<<<<
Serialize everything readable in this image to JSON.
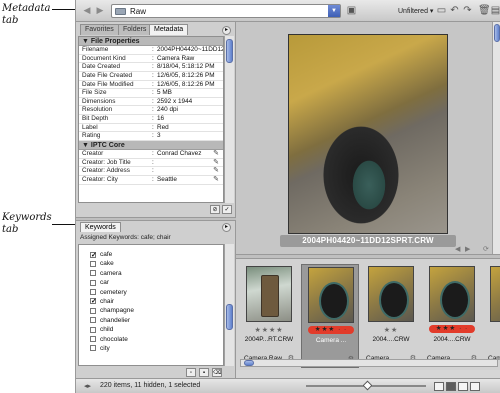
{
  "callouts": {
    "metadata_tab": "Metadata\ntab",
    "keywords_tab": "Keywords\ntab"
  },
  "toolbar": {
    "path": "Raw",
    "filter": "Unfiltered"
  },
  "tabs": [
    "Favorites",
    "Folders",
    "Metadata"
  ],
  "metadata": {
    "file_properties_title": "File Properties",
    "file_properties": [
      {
        "k": "Filename",
        "v": "2004PH04420~11DD12..."
      },
      {
        "k": "Document Kind",
        "v": "Camera Raw"
      },
      {
        "k": "Date Created",
        "v": "8/18/04, 5:18:12 PM"
      },
      {
        "k": "Date File Created",
        "v": "12/6/05, 8:12:26 PM"
      },
      {
        "k": "Date File Modified",
        "v": "12/6/05, 8:12:26 PM"
      },
      {
        "k": "File Size",
        "v": "5 MB"
      },
      {
        "k": "Dimensions",
        "v": "2592 x 1944"
      },
      {
        "k": "Resolution",
        "v": "240 dpi"
      },
      {
        "k": "Bit Depth",
        "v": "16"
      },
      {
        "k": "Label",
        "v": "Red"
      },
      {
        "k": "Rating",
        "v": "3"
      }
    ],
    "iptc_title": "IPTC Core",
    "iptc": [
      {
        "k": "Creator",
        "v": "Conrad Chavez"
      },
      {
        "k": "Creator: Job Title",
        "v": ""
      },
      {
        "k": "Creator: Address",
        "v": ""
      },
      {
        "k": "Creator: City",
        "v": "Seattle"
      }
    ]
  },
  "keywords": {
    "tab": "Keywords",
    "assigned": "Assigned Keywords: cafe; chair",
    "items": [
      {
        "label": "cafe",
        "checked": true
      },
      {
        "label": "cake",
        "checked": false
      },
      {
        "label": "camera",
        "checked": false
      },
      {
        "label": "car",
        "checked": false
      },
      {
        "label": "cemetery",
        "checked": false
      },
      {
        "label": "chair",
        "checked": true
      },
      {
        "label": "champagne",
        "checked": false
      },
      {
        "label": "chandelier",
        "checked": false
      },
      {
        "label": "child",
        "checked": false
      },
      {
        "label": "chocolate",
        "checked": false
      },
      {
        "label": "city",
        "checked": false
      }
    ]
  },
  "preview": {
    "caption": "2004PH04420~11DD12SPRT.CRW"
  },
  "filmstrip": [
    {
      "stars": "★★★★",
      "name": "2004P...RT.CRW",
      "owner": "Camera Raw",
      "label": false,
      "selected": false,
      "alt": true
    },
    {
      "stars": "★★★ · ·",
      "name": "Camera ...",
      "owner": "",
      "label": true,
      "selected": true,
      "alt": false
    },
    {
      "stars": "★★",
      "name": "2004....CRW",
      "owner": "Camera ...",
      "label": false,
      "selected": false,
      "alt": false
    },
    {
      "stars": "★★★ · ·",
      "name": "2004....CRW",
      "owner": "Camera ...",
      "label": true,
      "selected": false,
      "alt": false
    },
    {
      "stars": "★★",
      "name": "200...",
      "owner": "Cam",
      "label": false,
      "selected": false,
      "alt": false
    }
  ],
  "status": {
    "text": "220 items, 11 hidden, 1 selected"
  }
}
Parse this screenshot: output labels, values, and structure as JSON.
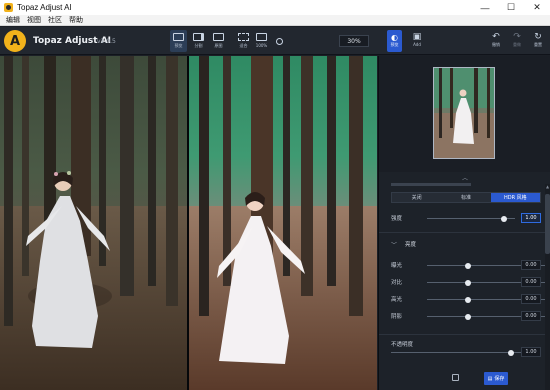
{
  "window": {
    "title": "Topaz Adjust AI",
    "controls": [
      "—",
      "☐",
      "✕"
    ]
  },
  "menu": [
    "编辑",
    "视图",
    "社区",
    "帮助"
  ],
  "toolbar": {
    "brand": "Topaz Adjust AI",
    "version": "v1.0.5",
    "view_buttons": [
      {
        "label": "预览",
        "active": true
      },
      {
        "label": "分割",
        "active": false
      },
      {
        "label": "原图",
        "active": false
      },
      {
        "label": "适合",
        "active": false
      },
      {
        "label": "100%",
        "active": false
      }
    ],
    "zoom": "30%",
    "compare_label": "预览",
    "add_label": "Add",
    "undo_label": "撤销",
    "redo_label": "重做",
    "reset_label": "重置"
  },
  "panel": {
    "modes": [
      {
        "label": "关闭",
        "selected": false
      },
      {
        "label": "标准",
        "selected": false
      },
      {
        "label": "HDR 风格",
        "selected": true
      }
    ],
    "strength": {
      "label": "强度",
      "value": "1.00",
      "level": 0.88
    },
    "brightness_header": "亮度",
    "sliders": [
      {
        "label": "曝光",
        "value": "0.00",
        "level": 0.5
      },
      {
        "label": "对比",
        "value": "0.00",
        "level": 0.5
      },
      {
        "label": "高光",
        "value": "0.00",
        "level": 0.5
      },
      {
        "label": "阴影",
        "value": "0.00",
        "level": 0.5
      }
    ],
    "opacity": {
      "label": "不透明度",
      "value": "1.00",
      "level": 0.92
    },
    "save_label": "保存"
  },
  "colors": {
    "accent": "#2b5ad0",
    "brand": "#f2b21b"
  }
}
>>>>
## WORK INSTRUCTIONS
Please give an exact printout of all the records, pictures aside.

## TASK RESPONSE
Serialize everything readable in this image to JSON.
{
  "callouts": {
    "metadata_tab": "Metadata\ntab",
    "keywords_tab": "Keywords\ntab"
  },
  "toolbar": {
    "path": "Raw",
    "filter": "Unfiltered"
  },
  "tabs": [
    "Favorites",
    "Folders",
    "Metadata"
  ],
  "metadata": {
    "file_properties_title": "File Properties",
    "file_properties": [
      {
        "k": "Filename",
        "v": "2004PH04420~11DD12..."
      },
      {
        "k": "Document Kind",
        "v": "Camera Raw"
      },
      {
        "k": "Date Created",
        "v": "8/18/04, 5:18:12 PM"
      },
      {
        "k": "Date File Created",
        "v": "12/6/05, 8:12:26 PM"
      },
      {
        "k": "Date File Modified",
        "v": "12/6/05, 8:12:26 PM"
      },
      {
        "k": "File Size",
        "v": "5 MB"
      },
      {
        "k": "Dimensions",
        "v": "2592 x 1944"
      },
      {
        "k": "Resolution",
        "v": "240 dpi"
      },
      {
        "k": "Bit Depth",
        "v": "16"
      },
      {
        "k": "Label",
        "v": "Red"
      },
      {
        "k": "Rating",
        "v": "3"
      }
    ],
    "iptc_title": "IPTC Core",
    "iptc": [
      {
        "k": "Creator",
        "v": "Conrad Chavez"
      },
      {
        "k": "Creator: Job Title",
        "v": ""
      },
      {
        "k": "Creator: Address",
        "v": ""
      },
      {
        "k": "Creator: City",
        "v": "Seattle"
      }
    ]
  },
  "keywords": {
    "tab": "Keywords",
    "assigned": "Assigned Keywords: cafe; chair",
    "items": [
      {
        "label": "cafe",
        "checked": true
      },
      {
        "label": "cake",
        "checked": false
      },
      {
        "label": "camera",
        "checked": false
      },
      {
        "label": "car",
        "checked": false
      },
      {
        "label": "cemetery",
        "checked": false
      },
      {
        "label": "chair",
        "checked": true
      },
      {
        "label": "champagne",
        "checked": false
      },
      {
        "label": "chandelier",
        "checked": false
      },
      {
        "label": "child",
        "checked": false
      },
      {
        "label": "chocolate",
        "checked": false
      },
      {
        "label": "city",
        "checked": false
      }
    ]
  },
  "preview": {
    "caption": "2004PH04420~11DD12SPRT.CRW"
  },
  "filmstrip": [
    {
      "stars": "★★★★",
      "name": "2004P...RT.CRW",
      "owner": "Camera Raw",
      "label": false,
      "selected": false,
      "alt": true
    },
    {
      "stars": "★★★ · ·",
      "name": "Camera ...",
      "owner": "",
      "label": true,
      "selected": true,
      "alt": false
    },
    {
      "stars": "★★",
      "name": "2004....CRW",
      "owner": "Camera ...",
      "label": false,
      "selected": false,
      "alt": false
    },
    {
      "stars": "★★★ · ·",
      "name": "2004....CRW",
      "owner": "Camera ...",
      "label": true,
      "selected": false,
      "alt": false
    },
    {
      "stars": "★★",
      "name": "200...",
      "owner": "Cam",
      "label": false,
      "selected": false,
      "alt": false
    }
  ],
  "status": {
    "text": "220 items, 11 hidden, 1 selected"
  }
}
Parse this screenshot: output labels, values, and structure as JSON.
{
  "window": {
    "title": "Topaz Adjust AI",
    "controls": [
      "—",
      "☐",
      "✕"
    ]
  },
  "menu": [
    "编辑",
    "视图",
    "社区",
    "帮助"
  ],
  "toolbar": {
    "brand": "Topaz Adjust AI",
    "version": "v1.0.5",
    "view_buttons": [
      {
        "label": "预览",
        "active": true
      },
      {
        "label": "分割",
        "active": false
      },
      {
        "label": "原图",
        "active": false
      },
      {
        "label": "适合",
        "active": false
      },
      {
        "label": "100%",
        "active": false
      }
    ],
    "zoom": "30%",
    "compare_label": "预览",
    "add_label": "Add",
    "undo_label": "撤销",
    "redo_label": "重做",
    "reset_label": "重置"
  },
  "panel": {
    "modes": [
      {
        "label": "关闭",
        "selected": false
      },
      {
        "label": "标准",
        "selected": false
      },
      {
        "label": "HDR 风格",
        "selected": true
      }
    ],
    "strength": {
      "label": "强度",
      "value": "1.00",
      "level": 0.88
    },
    "brightness_header": "亮度",
    "sliders": [
      {
        "label": "曝光",
        "value": "0.00",
        "level": 0.5
      },
      {
        "label": "对比",
        "value": "0.00",
        "level": 0.5
      },
      {
        "label": "高光",
        "value": "0.00",
        "level": 0.5
      },
      {
        "label": "阴影",
        "value": "0.00",
        "level": 0.5
      }
    ],
    "opacity": {
      "label": "不透明度",
      "value": "1.00",
      "level": 0.92
    },
    "save_label": "保存"
  },
  "colors": {
    "accent": "#2b5ad0",
    "brand": "#f2b21b"
  }
}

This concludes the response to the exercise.